YouTube, under fire since inception for building a business on other people’s copyrights and in recent years for its vacillating policies on irredeemable content, recently decided it no longer wants to host instructional hacking videos.
The written policy first appears in the Internet Wayback Machine’s archive of web history in an April 5, 2019 snapshot. It forbids: “Instructional hacking and phishing: Showing users how to bypass secure computer systems or steal user credentials and personal data.”
Lack of clarity about the permissibility of cybersecurity-related content has been an issue for years. In the past, hacking videos in years past could be removed if enough viewers submitted reports objecting to them or if moderators found the videos violated other articulated policies.
Now that there’s a written rule, there’s renewed concern about how the policy is being applied.
Kody Kinzie, a security researcher and educator who posts hacking videos to YouTube’s Null Byte channel, on Tuesday said a video created for the US July 4th holiday to demonstrate launching fireworks over Wi-Fi couldn’t be uploaded because of the rule.
“I’m worried for everyone that teaches about infosec and tries to fill in the gaps for people who are learning,” he said via Twitter. “It is hard, often boring, and expensive to learn cybersecurity.”
In an email to The Register, Kinzie clarified that YouTube had problems with three previous videos, which got flagged and are either in the process of review or have already been appealed and restored. They involved Wi-Fi hacking. One of the Wi-Fi hacking videos got a strike on Tuesday and that disabled uploading for the account, preventing the fireworks video from going up.

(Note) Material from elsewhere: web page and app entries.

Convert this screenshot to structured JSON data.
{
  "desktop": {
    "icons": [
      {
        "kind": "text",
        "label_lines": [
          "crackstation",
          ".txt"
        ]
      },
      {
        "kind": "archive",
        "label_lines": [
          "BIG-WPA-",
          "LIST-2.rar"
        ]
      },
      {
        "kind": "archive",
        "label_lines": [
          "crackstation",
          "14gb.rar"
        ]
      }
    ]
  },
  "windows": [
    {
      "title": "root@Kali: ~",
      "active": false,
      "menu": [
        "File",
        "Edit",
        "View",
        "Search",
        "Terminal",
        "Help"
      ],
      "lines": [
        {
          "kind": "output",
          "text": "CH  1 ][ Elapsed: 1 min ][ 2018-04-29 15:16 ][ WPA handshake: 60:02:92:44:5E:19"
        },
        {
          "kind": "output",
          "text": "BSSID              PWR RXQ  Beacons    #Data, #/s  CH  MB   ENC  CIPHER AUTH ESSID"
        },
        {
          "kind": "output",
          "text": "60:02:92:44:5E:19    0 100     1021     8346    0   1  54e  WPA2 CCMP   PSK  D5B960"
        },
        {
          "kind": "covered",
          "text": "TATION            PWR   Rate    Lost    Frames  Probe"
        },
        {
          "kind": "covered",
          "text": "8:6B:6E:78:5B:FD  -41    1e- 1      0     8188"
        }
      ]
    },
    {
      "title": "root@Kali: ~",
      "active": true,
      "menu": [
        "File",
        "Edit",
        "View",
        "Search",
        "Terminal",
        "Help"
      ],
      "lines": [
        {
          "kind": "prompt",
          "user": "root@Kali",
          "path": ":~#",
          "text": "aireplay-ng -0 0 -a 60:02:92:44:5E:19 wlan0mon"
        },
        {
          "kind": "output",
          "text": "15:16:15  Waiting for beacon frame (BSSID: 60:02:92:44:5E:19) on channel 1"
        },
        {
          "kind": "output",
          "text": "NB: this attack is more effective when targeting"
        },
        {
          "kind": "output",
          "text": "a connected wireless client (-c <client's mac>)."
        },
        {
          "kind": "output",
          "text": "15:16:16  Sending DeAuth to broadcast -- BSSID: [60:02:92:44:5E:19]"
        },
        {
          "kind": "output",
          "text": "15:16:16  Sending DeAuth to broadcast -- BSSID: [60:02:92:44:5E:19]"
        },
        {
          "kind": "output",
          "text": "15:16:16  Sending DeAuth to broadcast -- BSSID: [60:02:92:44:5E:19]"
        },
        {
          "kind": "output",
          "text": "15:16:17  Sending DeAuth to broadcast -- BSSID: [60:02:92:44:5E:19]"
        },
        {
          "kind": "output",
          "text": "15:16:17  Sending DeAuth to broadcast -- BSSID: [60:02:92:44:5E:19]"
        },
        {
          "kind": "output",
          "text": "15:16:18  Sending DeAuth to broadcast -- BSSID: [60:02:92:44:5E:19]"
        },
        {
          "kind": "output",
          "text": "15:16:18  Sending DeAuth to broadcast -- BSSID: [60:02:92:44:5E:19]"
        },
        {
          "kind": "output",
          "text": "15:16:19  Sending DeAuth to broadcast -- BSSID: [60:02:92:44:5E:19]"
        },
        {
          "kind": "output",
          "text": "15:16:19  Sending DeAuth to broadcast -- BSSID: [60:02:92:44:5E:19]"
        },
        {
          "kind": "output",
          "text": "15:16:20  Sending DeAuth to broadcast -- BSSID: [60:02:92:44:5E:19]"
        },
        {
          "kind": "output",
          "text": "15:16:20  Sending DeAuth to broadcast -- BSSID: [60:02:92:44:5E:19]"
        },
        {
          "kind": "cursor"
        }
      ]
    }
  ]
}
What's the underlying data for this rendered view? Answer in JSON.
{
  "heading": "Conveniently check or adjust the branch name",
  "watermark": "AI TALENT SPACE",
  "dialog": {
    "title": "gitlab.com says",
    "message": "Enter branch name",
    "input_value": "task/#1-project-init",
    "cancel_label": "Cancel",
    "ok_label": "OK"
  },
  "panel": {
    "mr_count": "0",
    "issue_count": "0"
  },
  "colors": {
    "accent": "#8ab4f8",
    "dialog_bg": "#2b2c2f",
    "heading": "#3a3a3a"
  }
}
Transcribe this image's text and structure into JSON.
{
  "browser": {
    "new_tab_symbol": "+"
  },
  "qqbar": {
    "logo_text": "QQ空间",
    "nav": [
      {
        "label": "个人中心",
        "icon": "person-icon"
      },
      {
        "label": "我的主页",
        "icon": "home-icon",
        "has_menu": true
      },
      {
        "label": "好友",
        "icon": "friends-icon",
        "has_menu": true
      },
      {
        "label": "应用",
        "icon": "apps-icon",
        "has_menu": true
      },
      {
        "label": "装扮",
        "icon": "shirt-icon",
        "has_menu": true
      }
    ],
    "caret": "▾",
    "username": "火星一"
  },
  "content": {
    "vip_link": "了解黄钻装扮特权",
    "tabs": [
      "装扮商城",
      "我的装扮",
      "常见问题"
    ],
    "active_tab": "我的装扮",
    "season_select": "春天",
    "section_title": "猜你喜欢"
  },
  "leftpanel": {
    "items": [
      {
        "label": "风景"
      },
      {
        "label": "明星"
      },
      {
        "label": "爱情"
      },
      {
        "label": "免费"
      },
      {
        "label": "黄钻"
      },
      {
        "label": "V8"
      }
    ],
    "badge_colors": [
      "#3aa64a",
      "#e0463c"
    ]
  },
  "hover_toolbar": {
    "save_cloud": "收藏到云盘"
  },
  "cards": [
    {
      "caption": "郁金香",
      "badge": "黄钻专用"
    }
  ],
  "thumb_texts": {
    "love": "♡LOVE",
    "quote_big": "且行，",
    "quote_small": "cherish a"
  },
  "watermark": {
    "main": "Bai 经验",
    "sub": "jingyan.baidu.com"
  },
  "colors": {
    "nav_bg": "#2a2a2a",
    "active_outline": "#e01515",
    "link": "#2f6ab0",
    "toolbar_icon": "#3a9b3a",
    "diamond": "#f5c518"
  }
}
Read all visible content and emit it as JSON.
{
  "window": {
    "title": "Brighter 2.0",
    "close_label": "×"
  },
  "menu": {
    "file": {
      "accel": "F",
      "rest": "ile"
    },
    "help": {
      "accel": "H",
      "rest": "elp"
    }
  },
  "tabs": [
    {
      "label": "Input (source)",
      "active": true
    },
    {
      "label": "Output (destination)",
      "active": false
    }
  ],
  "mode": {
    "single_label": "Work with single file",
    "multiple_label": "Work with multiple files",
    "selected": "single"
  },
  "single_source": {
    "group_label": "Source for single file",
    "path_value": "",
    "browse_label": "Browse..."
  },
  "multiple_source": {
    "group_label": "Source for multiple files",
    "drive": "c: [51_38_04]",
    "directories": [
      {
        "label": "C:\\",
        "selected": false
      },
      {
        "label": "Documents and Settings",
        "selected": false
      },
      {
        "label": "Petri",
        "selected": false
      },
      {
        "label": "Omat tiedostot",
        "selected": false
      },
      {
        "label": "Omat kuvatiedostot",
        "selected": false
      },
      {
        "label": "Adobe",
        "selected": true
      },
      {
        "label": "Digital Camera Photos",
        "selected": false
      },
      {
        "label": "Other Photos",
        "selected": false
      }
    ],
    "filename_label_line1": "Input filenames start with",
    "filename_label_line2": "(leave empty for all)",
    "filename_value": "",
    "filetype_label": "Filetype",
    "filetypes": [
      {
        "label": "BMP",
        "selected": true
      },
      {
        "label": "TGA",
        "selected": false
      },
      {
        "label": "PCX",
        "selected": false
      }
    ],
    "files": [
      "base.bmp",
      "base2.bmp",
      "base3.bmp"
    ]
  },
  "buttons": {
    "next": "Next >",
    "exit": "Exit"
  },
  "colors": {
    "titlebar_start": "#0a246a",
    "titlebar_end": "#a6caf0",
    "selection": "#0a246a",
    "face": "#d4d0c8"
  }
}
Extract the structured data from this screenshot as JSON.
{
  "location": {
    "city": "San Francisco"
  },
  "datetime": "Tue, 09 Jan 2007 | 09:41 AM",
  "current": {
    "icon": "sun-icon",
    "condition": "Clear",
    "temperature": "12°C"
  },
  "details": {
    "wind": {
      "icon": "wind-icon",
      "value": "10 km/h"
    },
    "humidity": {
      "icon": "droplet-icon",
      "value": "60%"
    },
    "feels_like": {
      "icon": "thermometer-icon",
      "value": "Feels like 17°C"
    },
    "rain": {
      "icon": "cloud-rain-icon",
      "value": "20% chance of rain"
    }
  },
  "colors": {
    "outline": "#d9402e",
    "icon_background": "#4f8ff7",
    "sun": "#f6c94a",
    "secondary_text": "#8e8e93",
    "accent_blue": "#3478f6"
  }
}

The Register asked Google’s YouTube for comment but we’ve not heard back.
Security professionals find the policy questionable. “Very simply, hacking is not a derogatory term and shouldn’t be used in a policy about what content is acceptable,” said Tim Erlin, VP of product management and strategy at cybersecurity biz Tripwire, in an email to The Register.
“Google’s intention here might be laudable, but the result is likely to stifle valuable information sharing in the information security community.”